Last night at a party,I was talking with a few women who were critical of Ali MacGraw’s recent appearance on Oprah—she had gone “natural”; didn’t make an effort to doll up with clothes, hair and makeup; could use “some work.”
I didn’t see the show but happened to have it on TiVo so I was curious to watch, almost apprehensive.
Like everyone else of my era, I saw Love Story and fell in love. Not with the movie, or the book, or Ryan O’Neal—but with Ali MacGraw. Not only did she personify beauty and class with her own unique style—she was also smart, a Wellesley girl in real life.
In pictures I’ve seen of her since, she’s remained beautiful, artistic, original. Though she has disappeared from the public eye, it was hard for me imagine she had let herself go.
She walked out onto Oprah’s set, and I tried to see what these other women had seen. But all I saw is what Ryan O’Neal , also on the show, seemed to see—- a gorgeous, gracious, still stunning woman of her age, which she freely admits is 71.
In fairness, I could understand why some people might have been surprised. Though she looks like an older version of her gorgeous self—she does look different— at least different from what we expect of movie stars.
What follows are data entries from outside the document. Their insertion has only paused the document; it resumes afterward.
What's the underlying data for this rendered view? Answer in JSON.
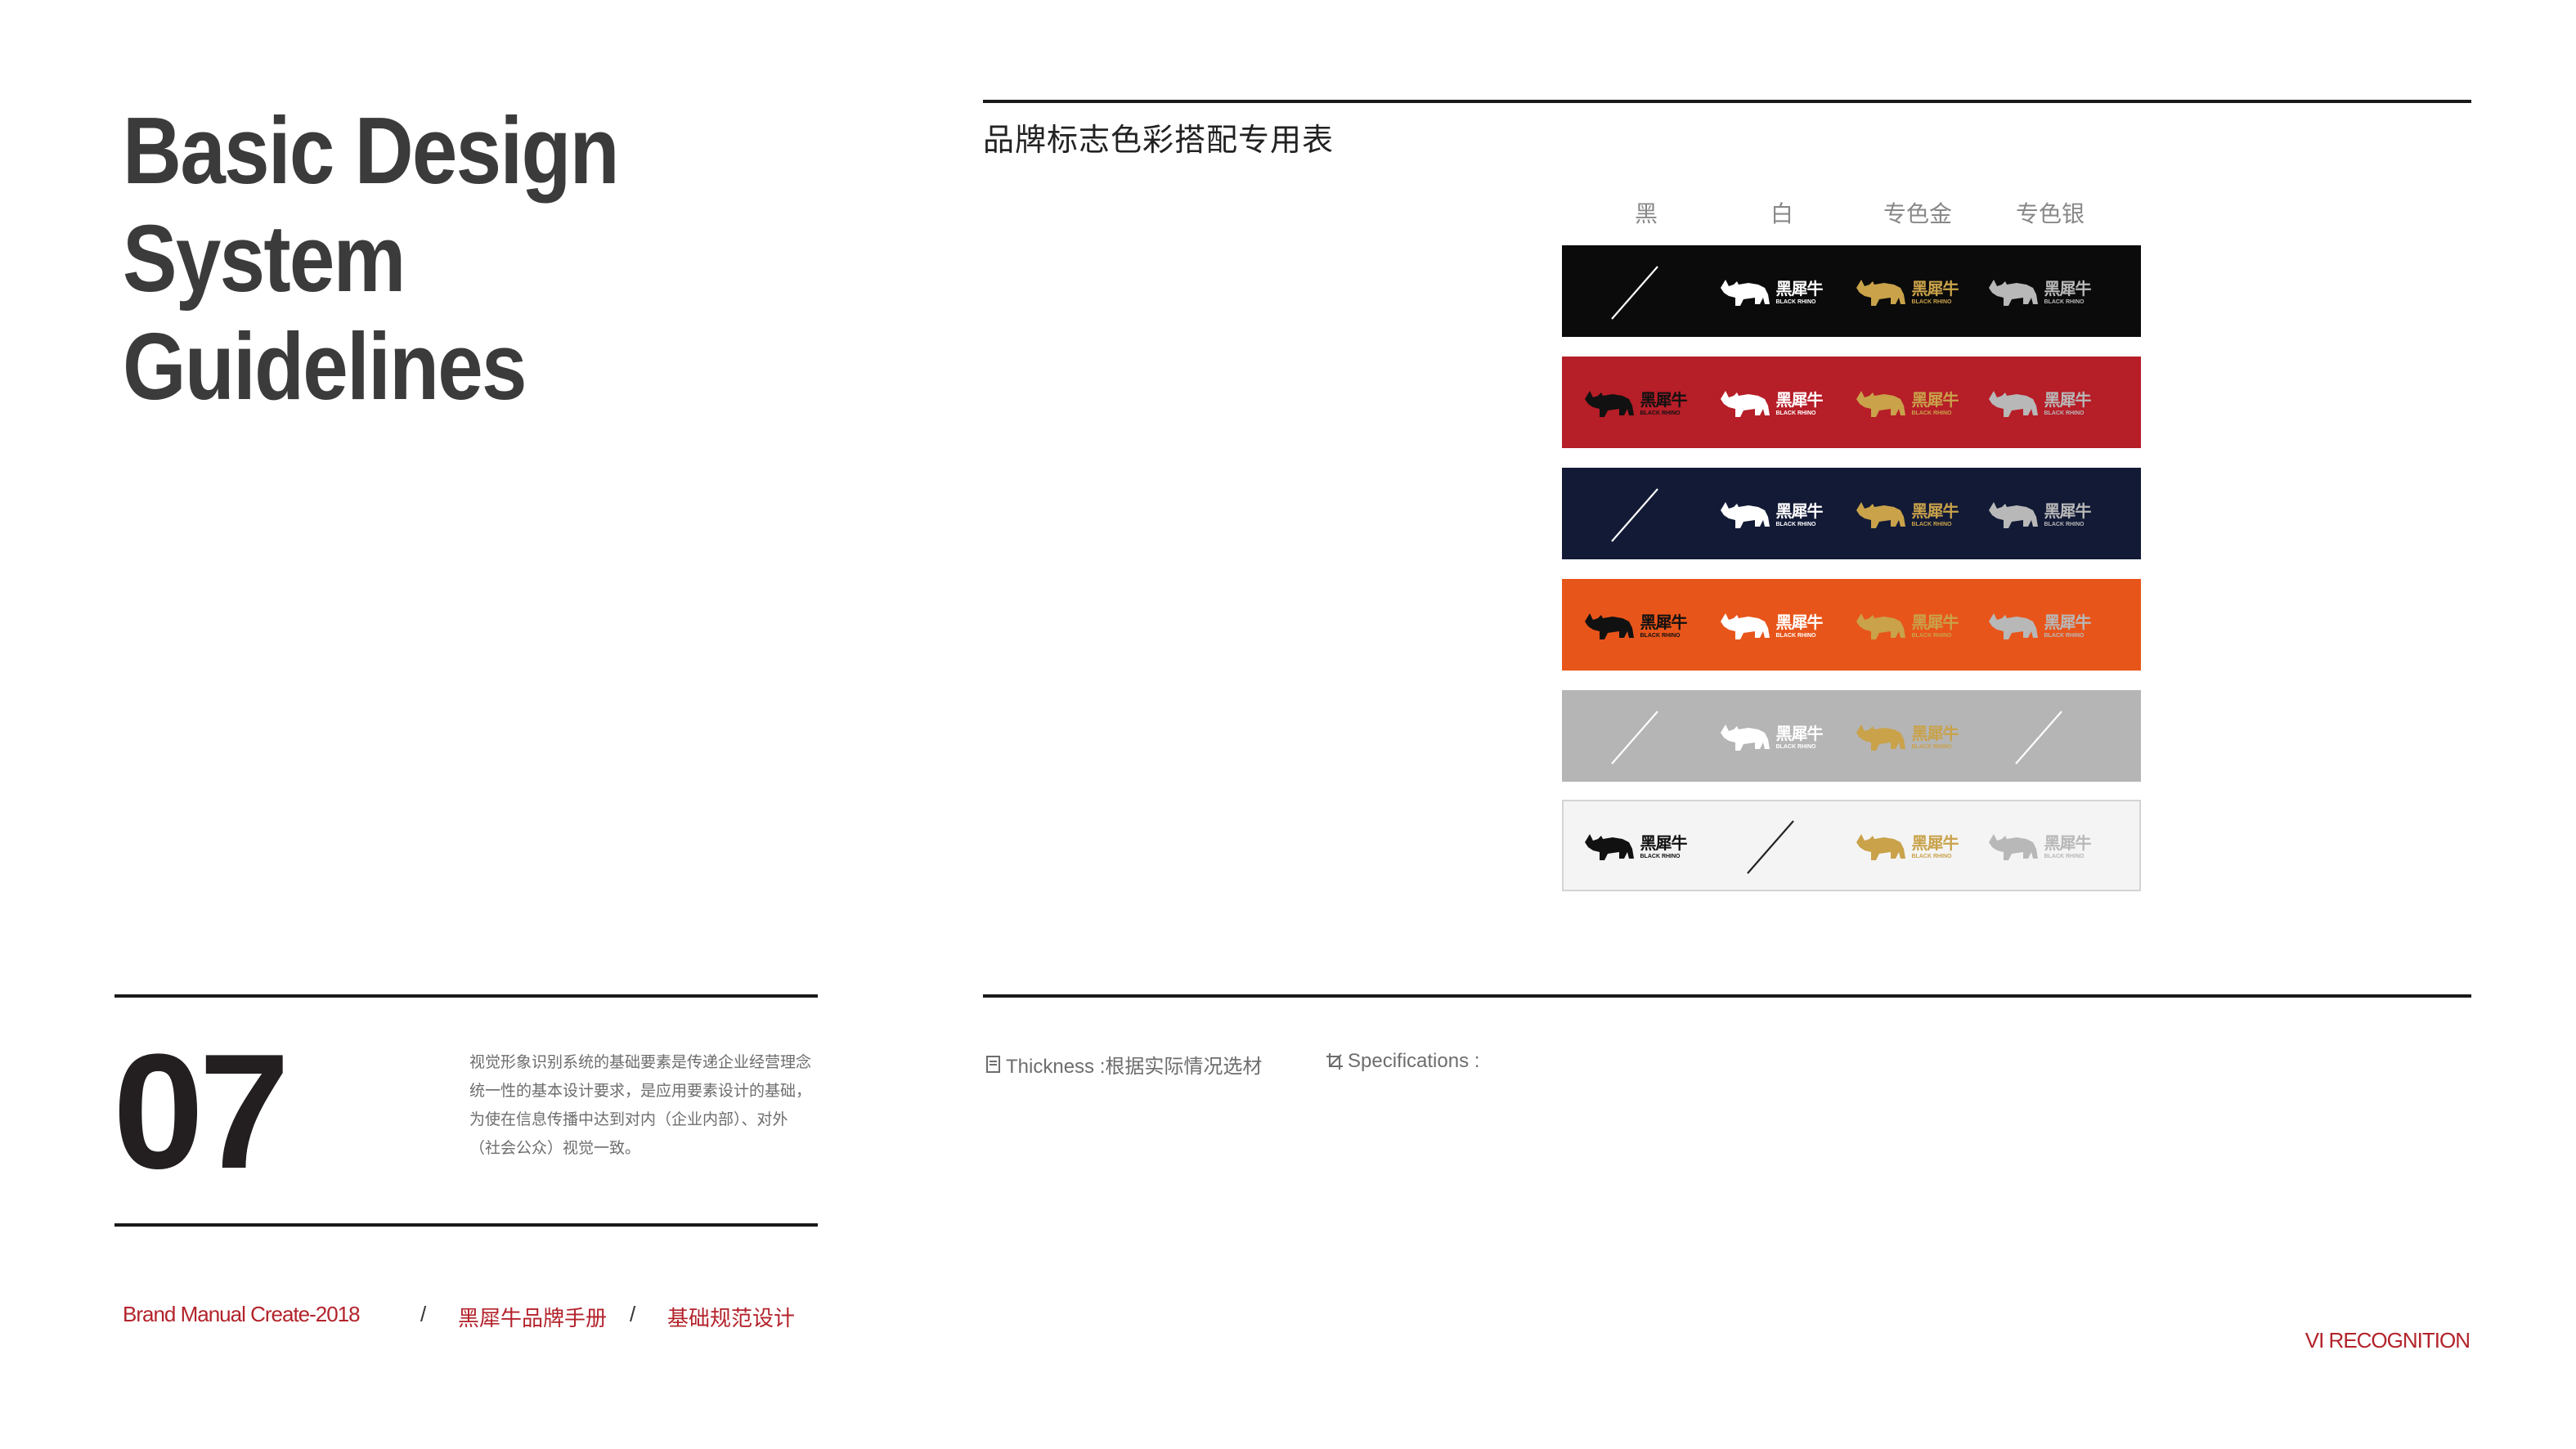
{
  "page": {
    "title_lines": [
      "Basic Design",
      "System",
      "Guidelines"
    ],
    "section_title": "品牌标志色彩搭配专用表",
    "page_number": "07",
    "description": "视觉形象识别系统的基础要素是传递企业经营理念统一性的基本设计要求，是应用要素设计的基础，为使在信息传播中达到对内（企业内部）、对外（社会公众）视觉一致。"
  },
  "columns": [
    "黑",
    "白",
    "专色金",
    "专色银"
  ],
  "logo": {
    "cn": "黑犀牛",
    "en": "BLACK RHINO"
  },
  "colors": {
    "black": "#111111",
    "white": "#ffffff",
    "gold": "#c9a24a",
    "silver": "#b8b8b8",
    "rule": "#1a1a1a",
    "accent": "#b3232b"
  },
  "rows": [
    {
      "background": "#0b0b0b",
      "border": "#0b0b0b",
      "cells": [
        "none",
        "white",
        "gold",
        "silver"
      ]
    },
    {
      "background": "#b61e28",
      "border": "#b61e28",
      "cells": [
        "black",
        "white",
        "gold",
        "silver"
      ]
    },
    {
      "background": "#121a36",
      "border": "#121a36",
      "cells": [
        "none",
        "white",
        "gold",
        "silver"
      ]
    },
    {
      "background": "#e8551a",
      "border": "#e8551a",
      "cells": [
        "black",
        "white",
        "gold",
        "silver"
      ]
    },
    {
      "background": "#b5b5b5",
      "border": "#b5b5b5",
      "cells": [
        "none",
        "white",
        "gold",
        "none"
      ]
    },
    {
      "background": "#f4f4f4",
      "border": "#d4d4d4",
      "cells": [
        "black",
        "none",
        "gold",
        "silver"
      ]
    }
  ],
  "specs": {
    "thickness_icon": "document-icon",
    "thickness_label": "Thickness :根据实际情况选材",
    "spec_icon": "crop-icon",
    "spec_label": "Specifications :"
  },
  "footer": {
    "brand": "Brand Manual Create-2018",
    "sep1": "/",
    "manual": "黑犀牛品牌手册",
    "sep2": "/",
    "section": "基础规范设计",
    "vi": "VI RECOGNITION"
  }
}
Her neck is lined, her skin isn’t stretched tight; her lips aren’t puffy. You can get why she moved away from the Hollywood spotlight.
It’s not easy for an “it girl” to grow up and morph into a real woman; to age in an industry whose standards pressure its stars to practice the impossible art of perfection.
She discussed those issues openly and honestly—another change from her peers. She seems comfortable in her skin, whether or not it’s wrinkled. She seems at peace with her life, free to be herself. I think age becomes her—and she’s more an icon of beauty than ever.
She also admitted she never understood her most famous line; so maybe she’d agree with this version: Love Age means never having to say you’re sorry.